(1970) Suzanne Hirt, chair of the VCU Allied Health physical therapy program for more than 30 years beginning in the late 1940s, instructs physical therapy students. The School of Allied Health is now the College of Health Professions.
In a world of the common, we are the uncommon.
VCU is unlike any university you have ever seen. We bring curiosity, passion and an unrelenting drive to discover the ideas others can’t. We envision a future that is unbound by tradition, that seeks to disrupt the way things have always been.
Keep reading to find out how we got our start — and what we see on our horizon.
Official VCU mission: Why we’re here
Virginia Commonwealth University and its academic health sciences center serve as one national urban public research institution dedicated to the success and well-being of our students, patients, faculty, staff and community through:
- Real-world learning that furthers civic engagement, inquiry, discovery and innovation
- Research that expands the boundaries of new knowledge and creative expression and promotes translational applications to improve the quality of human life
- Interdisciplinary collaborations and community partnerships that advance innovation, enhance cultural and economic vitality, and solve society’s most complex challenges
- Health sciences that preserve and restore health for all people, seek the cause and cure of diseases through groundbreaking research and educate those who serve humanity
- Deeply ingrained core values of diversity, inclusion and equity that provide a safe, trusting and supportive environment to explore, create, learn and serve
Values: What we hold dear
Commit to the efficient and transparent stewardship of our resources to achieve institutional excellence
Pursue excellence in learning, research and scholarly pursuits; service; and patient care
Foster respect, collegiality and cooperation to advance learning, entrepreneurship and inquiry
Strive for intellectual truth with responsibility and civility, respecting the dignity of all individuals
Cultivate discovery, creativity, originality, inventiveness and talent
Engage in the application of learning and discovery to improve the human condition and support the public good at home and abroad
Diversity and inclusion
Ensure a climate of mutual trust and respect where individuals of different cultural backgrounds, identities, abilities and life experiences are embraced, engaged and empowered to drive excellence and success
Adhere to the highest standards of honesty, respect, and professional and scholarly ethics
A history of breaking with tradition

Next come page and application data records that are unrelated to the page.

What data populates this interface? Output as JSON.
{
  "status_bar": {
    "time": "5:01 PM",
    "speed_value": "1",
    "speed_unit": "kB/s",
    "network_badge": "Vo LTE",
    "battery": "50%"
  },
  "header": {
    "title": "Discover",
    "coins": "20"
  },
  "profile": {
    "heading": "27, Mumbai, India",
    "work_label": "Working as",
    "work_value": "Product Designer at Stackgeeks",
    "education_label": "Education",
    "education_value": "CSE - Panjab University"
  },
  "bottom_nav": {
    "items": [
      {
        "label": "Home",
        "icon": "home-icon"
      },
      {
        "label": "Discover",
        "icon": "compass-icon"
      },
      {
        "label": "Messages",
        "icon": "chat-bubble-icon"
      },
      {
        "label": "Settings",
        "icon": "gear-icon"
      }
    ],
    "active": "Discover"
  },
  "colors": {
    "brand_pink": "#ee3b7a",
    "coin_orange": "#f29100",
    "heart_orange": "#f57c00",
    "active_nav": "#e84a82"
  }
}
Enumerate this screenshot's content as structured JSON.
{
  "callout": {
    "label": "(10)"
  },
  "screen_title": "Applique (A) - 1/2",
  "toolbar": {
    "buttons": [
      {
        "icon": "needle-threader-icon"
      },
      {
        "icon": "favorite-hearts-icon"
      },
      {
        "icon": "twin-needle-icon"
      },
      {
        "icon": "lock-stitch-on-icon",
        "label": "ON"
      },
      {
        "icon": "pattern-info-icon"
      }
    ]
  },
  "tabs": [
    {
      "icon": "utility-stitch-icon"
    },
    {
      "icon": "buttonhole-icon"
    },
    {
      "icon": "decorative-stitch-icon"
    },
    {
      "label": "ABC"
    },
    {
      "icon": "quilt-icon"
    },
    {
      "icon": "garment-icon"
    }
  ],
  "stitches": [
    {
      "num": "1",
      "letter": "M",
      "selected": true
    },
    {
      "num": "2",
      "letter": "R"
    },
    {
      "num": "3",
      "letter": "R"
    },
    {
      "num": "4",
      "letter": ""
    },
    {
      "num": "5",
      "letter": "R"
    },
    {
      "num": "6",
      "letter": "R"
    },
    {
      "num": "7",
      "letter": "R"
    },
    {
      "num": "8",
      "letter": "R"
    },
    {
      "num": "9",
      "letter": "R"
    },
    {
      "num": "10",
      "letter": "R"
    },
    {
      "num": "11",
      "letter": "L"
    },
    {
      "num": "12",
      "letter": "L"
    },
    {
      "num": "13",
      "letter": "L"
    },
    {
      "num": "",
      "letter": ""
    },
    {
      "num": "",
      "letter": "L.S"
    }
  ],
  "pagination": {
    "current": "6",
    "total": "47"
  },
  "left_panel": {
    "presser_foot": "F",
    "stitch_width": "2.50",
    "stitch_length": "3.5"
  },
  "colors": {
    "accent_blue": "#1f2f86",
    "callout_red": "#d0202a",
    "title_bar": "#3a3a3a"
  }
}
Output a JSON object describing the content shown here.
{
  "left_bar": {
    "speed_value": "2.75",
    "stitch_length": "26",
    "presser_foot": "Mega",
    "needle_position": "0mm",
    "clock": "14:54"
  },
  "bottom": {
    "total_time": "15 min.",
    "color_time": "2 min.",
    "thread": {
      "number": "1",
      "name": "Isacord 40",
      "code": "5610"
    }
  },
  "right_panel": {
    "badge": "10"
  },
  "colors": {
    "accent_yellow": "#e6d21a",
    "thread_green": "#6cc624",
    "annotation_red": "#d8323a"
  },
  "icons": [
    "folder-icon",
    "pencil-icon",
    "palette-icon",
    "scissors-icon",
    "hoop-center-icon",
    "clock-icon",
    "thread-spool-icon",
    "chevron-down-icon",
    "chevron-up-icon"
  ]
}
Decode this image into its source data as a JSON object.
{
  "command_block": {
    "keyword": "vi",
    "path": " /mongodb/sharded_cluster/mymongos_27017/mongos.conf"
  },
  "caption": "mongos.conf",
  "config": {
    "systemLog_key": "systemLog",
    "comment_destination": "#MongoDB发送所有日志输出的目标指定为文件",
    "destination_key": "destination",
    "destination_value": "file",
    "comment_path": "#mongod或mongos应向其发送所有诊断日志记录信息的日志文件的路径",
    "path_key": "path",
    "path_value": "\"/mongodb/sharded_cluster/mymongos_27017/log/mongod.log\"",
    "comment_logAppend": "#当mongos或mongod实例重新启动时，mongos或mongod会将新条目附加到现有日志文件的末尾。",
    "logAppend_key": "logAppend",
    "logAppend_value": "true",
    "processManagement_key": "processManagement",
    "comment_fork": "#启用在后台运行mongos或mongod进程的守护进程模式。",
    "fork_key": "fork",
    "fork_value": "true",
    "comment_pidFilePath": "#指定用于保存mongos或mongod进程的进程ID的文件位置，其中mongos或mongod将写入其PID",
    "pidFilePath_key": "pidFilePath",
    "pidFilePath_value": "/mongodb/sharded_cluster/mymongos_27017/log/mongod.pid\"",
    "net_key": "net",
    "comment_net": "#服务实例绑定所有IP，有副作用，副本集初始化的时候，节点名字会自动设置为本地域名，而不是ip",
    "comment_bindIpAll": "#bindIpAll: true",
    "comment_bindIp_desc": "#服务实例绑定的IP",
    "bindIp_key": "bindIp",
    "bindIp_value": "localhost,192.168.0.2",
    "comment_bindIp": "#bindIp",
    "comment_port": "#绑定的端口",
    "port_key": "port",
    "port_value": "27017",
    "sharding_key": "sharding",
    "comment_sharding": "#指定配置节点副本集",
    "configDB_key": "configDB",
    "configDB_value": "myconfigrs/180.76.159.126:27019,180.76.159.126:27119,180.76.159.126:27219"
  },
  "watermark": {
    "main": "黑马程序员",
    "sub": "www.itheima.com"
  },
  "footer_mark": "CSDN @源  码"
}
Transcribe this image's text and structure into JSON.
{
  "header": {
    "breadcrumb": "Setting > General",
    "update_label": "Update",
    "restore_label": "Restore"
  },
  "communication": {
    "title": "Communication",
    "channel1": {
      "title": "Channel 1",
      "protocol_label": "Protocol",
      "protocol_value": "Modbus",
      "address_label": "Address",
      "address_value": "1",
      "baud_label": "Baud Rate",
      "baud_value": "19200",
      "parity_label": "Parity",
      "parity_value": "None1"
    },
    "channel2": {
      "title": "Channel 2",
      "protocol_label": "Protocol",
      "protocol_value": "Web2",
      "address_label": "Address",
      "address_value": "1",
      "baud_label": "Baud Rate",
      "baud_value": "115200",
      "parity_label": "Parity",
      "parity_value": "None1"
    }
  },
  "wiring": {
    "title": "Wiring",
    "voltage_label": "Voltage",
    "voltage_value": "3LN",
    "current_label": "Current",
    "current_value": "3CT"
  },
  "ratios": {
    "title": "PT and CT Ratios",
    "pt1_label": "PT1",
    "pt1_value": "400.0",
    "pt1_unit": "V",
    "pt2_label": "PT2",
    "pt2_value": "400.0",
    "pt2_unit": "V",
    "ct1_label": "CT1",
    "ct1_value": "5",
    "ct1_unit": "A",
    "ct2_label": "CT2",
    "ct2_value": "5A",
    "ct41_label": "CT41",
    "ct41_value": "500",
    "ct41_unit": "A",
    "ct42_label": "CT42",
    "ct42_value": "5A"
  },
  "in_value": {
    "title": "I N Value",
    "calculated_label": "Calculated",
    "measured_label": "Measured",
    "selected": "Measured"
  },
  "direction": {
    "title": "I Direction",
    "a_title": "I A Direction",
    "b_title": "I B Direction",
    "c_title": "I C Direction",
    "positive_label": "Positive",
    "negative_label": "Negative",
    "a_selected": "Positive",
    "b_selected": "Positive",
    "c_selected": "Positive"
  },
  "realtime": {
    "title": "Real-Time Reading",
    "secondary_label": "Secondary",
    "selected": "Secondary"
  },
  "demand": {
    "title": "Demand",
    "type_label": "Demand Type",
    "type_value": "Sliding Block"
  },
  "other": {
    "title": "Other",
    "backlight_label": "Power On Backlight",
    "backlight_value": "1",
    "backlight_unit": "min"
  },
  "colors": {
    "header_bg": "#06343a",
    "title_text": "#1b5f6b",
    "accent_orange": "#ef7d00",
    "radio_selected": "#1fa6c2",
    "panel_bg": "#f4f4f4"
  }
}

On paper, we may appear to be just over 50 years old, but our history goes back much, much further. In 1838, we got our start as the Medical College of Hampden-Sydney, which later became the Medical College of Virginia. In 1968, we merged with Richmond Professional Institute and Virginia Commonwealth University was born.
Throughout our 175-year history, we’ve been blazing trails. Here are a few of our firsts.
- The first school of social work in the South
- First American campus in Qatar
- First LEED Platinum building in Virginia
- First university in Virginia to receive major National Institutes of Health grant to support translational research
- First men’s basketball team to go from First Four to Final Four
Seven hundred ninety-one women graduated from Medical College of Virginia’s St. Philip School of Nursing, which opened in 1920 and closed in 1962. The St. Philip School of Nursing was established in conjunction with the newly built 176-bed St. Philip Hospital, which treated the local black community.
Theresa Pollak (1899–2002) was a Richmond-born artist and educator instrumental in the founding of the VCU School of the Arts.
Jim Elam, a 1973 graduate of the School of Social Work, was the first African-American president of VCU’s Student Government Association.
An early Rodney the Ram
Commencement at the Richmond Coliseum in the mid-1980s
The Medical College of Hampden-Sydney was established in 1838, later becoming the Medical College of Virginia. In 1968, Medical College of Virginia merged with Richmond Professional Institute to become Virginia Commonwealth University.